In his dying breath he laments that his dad once told him he'd never do anything special with his life, but that he replied he would do something special one day and be in the newspaper.

I should admit something. In an age of opinion-based news articles, spin, and consequently, distrust, it's taken me one year to realize my role as editor of your local newspaper.

When I began last year, I focused on headlines that would grab the attention of readers. Of course, that led to a phone call one early morning from the sheriff's office back in April. I'd printed a headline in the Weekly and in The Chief about "Ascension Officers involved in abuse and cover-up."

While the headline suggested officers from APSO were involved, if one had read the article they would easily distinguish that it had solely to do with correctional officers at Elayn Hunt Correctional Center who just happened to live in our parish. But so often, in today's culture the headline is all that most people read. I know that, and I realized some damage had been done. Not that it was easy, but I admitted my wrong to Chief Deputy Webre and apologized. We became friends again. After that, I focused on a more straightforward approach to headlines with no trickery, whatever the consequences may be.
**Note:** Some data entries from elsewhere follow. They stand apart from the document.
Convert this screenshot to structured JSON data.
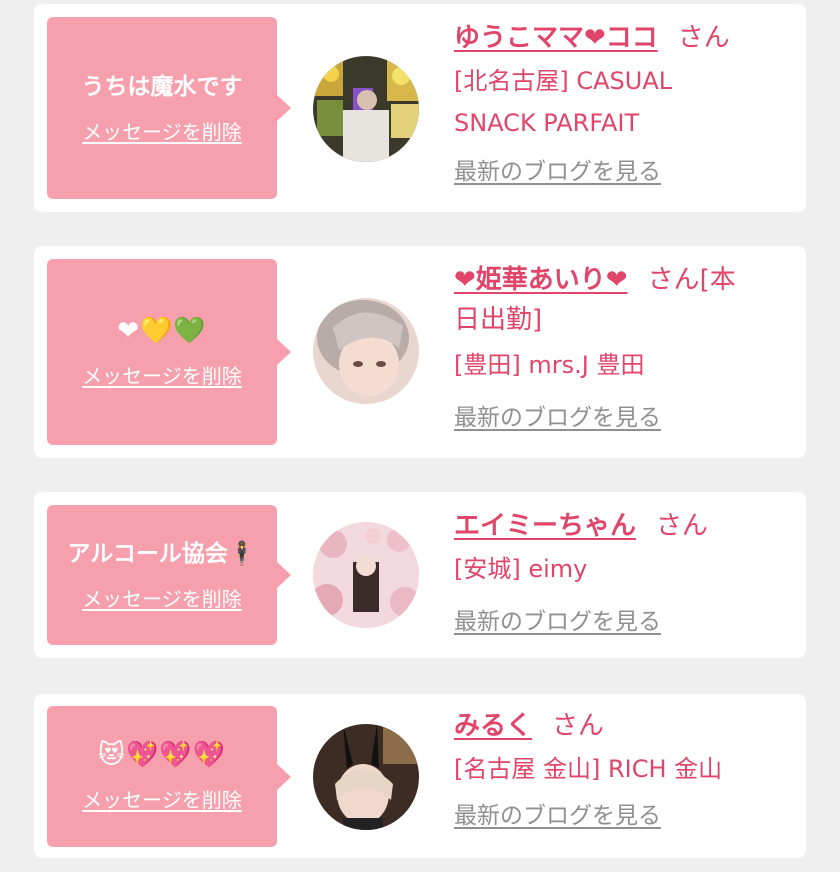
{
  "delete_label": "メッセージを削除",
  "san_label": "さん",
  "blog_label": "最新のブログを見る",
  "cards": [
    {
      "message": "うちは魔水です",
      "name": "ゆうこママ❤ココ",
      "shop_line1": "[北名古屋] CASUAL",
      "shop_line2": "SNACK PARFAIT",
      "avatar": "profile-photo"
    },
    {
      "message": "❤💛💚",
      "name": "❤姫華あいり❤",
      "status": "[本日出勤]",
      "status_a": "[本",
      "status_b": "日出勤]",
      "shop_line1": "[豊田] mrs.J 豊田",
      "avatar": "profile-photo"
    },
    {
      "message": "アルコール協会🕴",
      "name": "エイミーちゃん",
      "shop_line1": "[安城] eimy",
      "avatar": "profile-photo"
    },
    {
      "message": "😻💖💖💖",
      "name": "みるく",
      "shop_line1": "[名古屋 金山] RICH 金山",
      "avatar": "profile-photo"
    }
  ],
  "colors": {
    "accent": "#e0456a",
    "bubble": "#f7a0ad",
    "link_gray": "#909090",
    "background": "#efefef"
  }
}
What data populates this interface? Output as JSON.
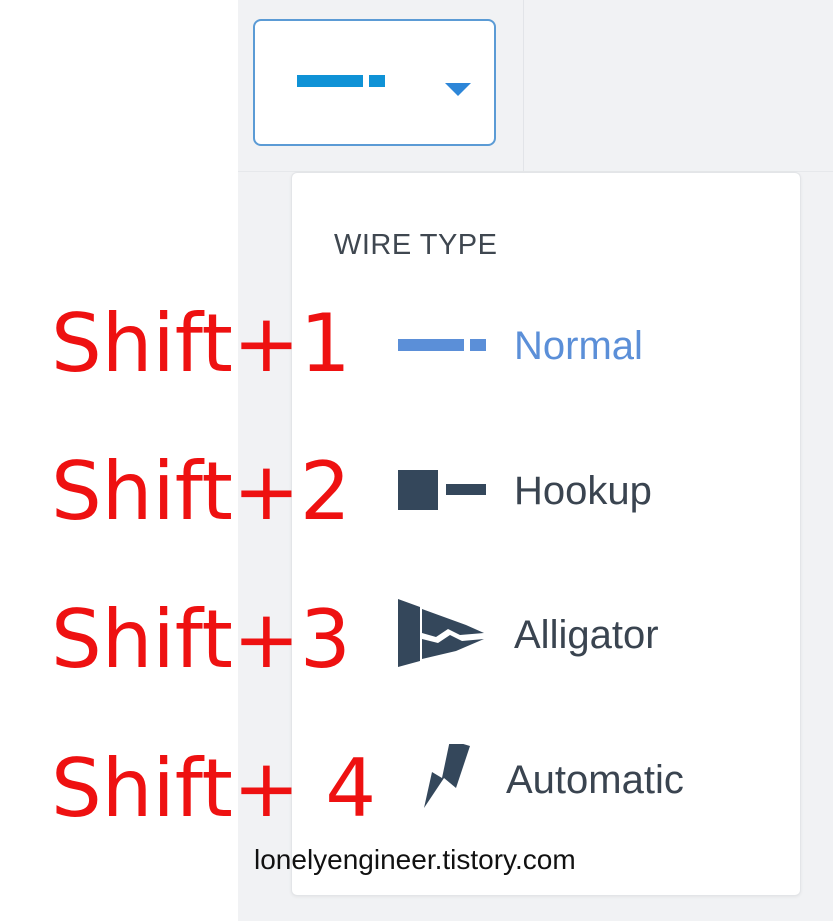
{
  "colors": {
    "accent": "#5b9bd5",
    "selected_text": "#5b8fd8",
    "normal_wire": "#0f92d6",
    "icon_dark": "#34475b",
    "annotation": "#ee1111"
  },
  "wire_selector": {
    "current_icon": "normal-wire-icon",
    "caret_icon": "caret-down-icon"
  },
  "menu": {
    "heading": "WIRE TYPE",
    "items": [
      {
        "label": "Normal",
        "icon": "normal-wire-icon",
        "selected": true
      },
      {
        "label": "Hookup",
        "icon": "hookup-wire-icon",
        "selected": false
      },
      {
        "label": "Alligator",
        "icon": "alligator-clip-icon",
        "selected": false
      },
      {
        "label": "Automatic",
        "icon": "lightning-bolt-icon",
        "selected": false
      }
    ]
  },
  "shortcuts": [
    "Shift+1",
    "Shift+2",
    "Shift+3",
    "Shift+ 4"
  ],
  "watermark": "lonelyengineer.tistory.com"
}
While I've remained true to that for the last ten months, today I'm having all these strange emotions. I'm angry at Trump for bashing the media, calling it "fake news." Not because I don't think the term "fake news" has relevance (in many instances), but because I'm interested in how it affects our readership, and the trust that exists between me and the people of Ascension Parish.
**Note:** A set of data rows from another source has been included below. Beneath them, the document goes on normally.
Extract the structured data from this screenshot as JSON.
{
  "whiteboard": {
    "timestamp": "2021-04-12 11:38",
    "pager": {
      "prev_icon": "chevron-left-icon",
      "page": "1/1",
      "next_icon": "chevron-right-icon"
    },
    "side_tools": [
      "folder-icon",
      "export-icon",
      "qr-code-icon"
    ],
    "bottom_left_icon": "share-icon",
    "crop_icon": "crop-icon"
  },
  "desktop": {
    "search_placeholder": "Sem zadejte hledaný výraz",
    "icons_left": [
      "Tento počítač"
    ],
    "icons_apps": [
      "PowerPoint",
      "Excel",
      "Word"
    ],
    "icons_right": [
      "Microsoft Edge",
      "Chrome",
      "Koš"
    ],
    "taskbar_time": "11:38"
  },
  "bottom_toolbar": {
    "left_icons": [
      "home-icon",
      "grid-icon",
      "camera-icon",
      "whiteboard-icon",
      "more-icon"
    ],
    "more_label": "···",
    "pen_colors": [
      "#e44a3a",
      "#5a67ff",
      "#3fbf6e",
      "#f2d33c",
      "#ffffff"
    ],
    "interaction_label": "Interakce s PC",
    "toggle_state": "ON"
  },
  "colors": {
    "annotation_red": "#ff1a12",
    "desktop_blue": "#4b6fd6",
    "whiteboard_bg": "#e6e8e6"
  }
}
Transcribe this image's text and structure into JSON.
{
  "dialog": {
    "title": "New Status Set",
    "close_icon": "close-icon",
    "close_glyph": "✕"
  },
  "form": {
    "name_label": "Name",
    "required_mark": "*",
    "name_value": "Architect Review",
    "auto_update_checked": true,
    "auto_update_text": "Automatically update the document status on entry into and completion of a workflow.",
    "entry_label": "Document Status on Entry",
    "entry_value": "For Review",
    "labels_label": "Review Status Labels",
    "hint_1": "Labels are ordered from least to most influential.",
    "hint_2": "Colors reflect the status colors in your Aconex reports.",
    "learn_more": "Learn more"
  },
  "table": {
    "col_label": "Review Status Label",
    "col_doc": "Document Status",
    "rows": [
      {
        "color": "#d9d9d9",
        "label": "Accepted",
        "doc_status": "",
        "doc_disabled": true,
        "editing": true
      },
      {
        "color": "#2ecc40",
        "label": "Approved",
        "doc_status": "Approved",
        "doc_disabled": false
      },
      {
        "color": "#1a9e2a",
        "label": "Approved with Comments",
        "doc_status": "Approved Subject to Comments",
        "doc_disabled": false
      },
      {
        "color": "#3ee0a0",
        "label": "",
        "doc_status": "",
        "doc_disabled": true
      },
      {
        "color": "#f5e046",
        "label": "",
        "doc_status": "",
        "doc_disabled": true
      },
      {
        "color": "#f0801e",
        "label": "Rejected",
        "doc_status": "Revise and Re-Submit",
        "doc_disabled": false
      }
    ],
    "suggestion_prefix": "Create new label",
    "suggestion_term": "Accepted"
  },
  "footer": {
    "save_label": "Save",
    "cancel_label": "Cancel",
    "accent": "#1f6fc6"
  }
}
That includes Donaldsonville, Gonzales, Sorrento, Prairieville, Geismar, Dutchtown, Acy, Darrow, Lake, Galvez, St. Amant, and a few more communities with unique traits.

What do I do when I'm confused? I pray. I prayed for weeks that God would show me the truth. After all, the truth is difficult to see sometimes. Here is what happened through prayer:

I finally read "To Kill A Mockingbird." Naturally, I paid close attention to the character of Mr. Underwood, the local newspaper editor. He was explained to rarely or never write his own stories. All The Maycomb Tribune articles come from submissions by people in the community. Since he is a one-man news team, who lives in the building above his office and next to the courthouse, when he sees criminals going into jail he simply pokes his head out of the window to get the arrest report.

But Underwood is also portrayed as a particularly noble man. At one point in the novel, lawyer Atticus Finch is sitting outside the jail at the courthouse late at night. He is there to protect Tom Robinson, a black man falsely accused of rape, from any lynch mob.

The mob shows up. The situation is eventually stabilized, and we find that Mr. Underwood has been sitting in the shadows on his balcony with a loaded shotgun. Just in case the lynch mob's antics would've escalated to actual violence, he had Finch and Robinson's back the whole time.

Underwood is said to be an autobiographical character for author Harper Lee, lending the portrayal of Underwood credence. Lee's own father was at some point a newspaper editor.

Next, over the weekend I watched the 2017 version of the movie "Dunkirk." I really felt touched by the role of the local newspaper that was offered.

"Dunkirk" is about a WWII rescue effort by the British to save 300,000 French and British soldiers who'd retreated from the Nazis and had become stuck on the shores of the coastal French city, Dunkirk. The British Navy asked civilians to lend up their sailboats and fishing boats for the mission to get these troops back to Great Britain.

The movie follows a storyline of a civilian who decides he will captain his own vessel, a luxury sailboat, into the war zone. He travels to Dunkirk with two teenaged boys, his own son and his son's friend. His son's friend becomes badly wounded in the course of the action. In his dying breath he laments that his dad once told him he'd never do anything special with his life, but that he replied he would do something special one day and be in the newspaper.

The civilian captain and his son end up rescuing a bunch of soldiers after that unfortunate event and return to Britain safely. Once home, the civilian captain's son brings a photo and the story of his friend's heroism to the local newspaper. The editor publishes it on the front page, and it is then delivered to the boy's father.

After simmering on Mr. Underwood from "To Kill A Mockingbird" and this "Dunkirk" storyline, it all cooked into itself. I remembered praying that God show me the truth, and asking what my role is as the local newspaper editor.

Is it to spin headlines? To stir up muck and encourage distrust towards local leaders for the advertising revenue? Everyone else seems to be doing it this way. Considering the current media climate, one might think so. But that is absolutely not my role, even though it can be difficult to see.

I cannot deny finding my role in that novel or in that film. My role is to inform, rather than spin. And furthermore it is to recognize our people for their heroics, and for their success, and sometimes for their folly.

I'm grateful to reach this understanding. I hope others catch on quickly so we may restore a good name to journalism. Please reach out to us if you have a story to tell. Let us know if someone or something deserves community recognition. Call 225-644-6397, or just stop by.